> **Material for this task**:
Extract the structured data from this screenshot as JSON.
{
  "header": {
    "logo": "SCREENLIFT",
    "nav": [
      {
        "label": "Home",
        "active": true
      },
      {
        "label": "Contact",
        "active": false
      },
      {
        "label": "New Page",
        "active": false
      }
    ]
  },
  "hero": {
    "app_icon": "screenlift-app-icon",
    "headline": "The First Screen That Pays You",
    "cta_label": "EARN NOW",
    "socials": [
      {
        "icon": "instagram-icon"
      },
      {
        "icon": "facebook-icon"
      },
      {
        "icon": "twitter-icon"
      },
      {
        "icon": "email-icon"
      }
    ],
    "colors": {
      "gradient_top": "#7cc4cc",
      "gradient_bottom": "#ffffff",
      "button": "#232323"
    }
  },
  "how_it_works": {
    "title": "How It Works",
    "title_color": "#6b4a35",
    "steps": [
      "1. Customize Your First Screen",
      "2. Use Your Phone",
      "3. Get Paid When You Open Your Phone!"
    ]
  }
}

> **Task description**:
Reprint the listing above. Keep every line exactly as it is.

> **Result**:
Extract the structured data from this screenshot as JSON.
{
  "header": {
    "logo": "SCREENLIFT",
    "nav": [
      {
        "label": "Home",
        "active": true
      },
      {
        "label": "Contact",
        "active": false
      },
      {
        "label": "New Page",
        "active": false
      }
    ]
  },
  "hero": {
    "app_icon": "screenlift-app-icon",
    "headline": "The First Screen That Pays You",
    "cta_label": "EARN NOW",
    "socials": [
      {
        "icon": "instagram-icon"
      },
      {
        "icon": "facebook-icon"
      },
      {
        "icon": "twitter-icon"
      },
      {
        "icon": "email-icon"
      }
    ],
    "colors": {
      "gradient_top": "#7cc4cc",
      "gradient_bottom": "#ffffff",
      "button": "#232323"
    }
  },
  "how_it_works": {
    "title": "How It Works",
    "title_color": "#6b4a35",
    "steps": [
      "1. Customize Your First Screen",
      "2. Use Your Phone",
      "3. Get Paid When You Open Your Phone!"
    ]
  }
}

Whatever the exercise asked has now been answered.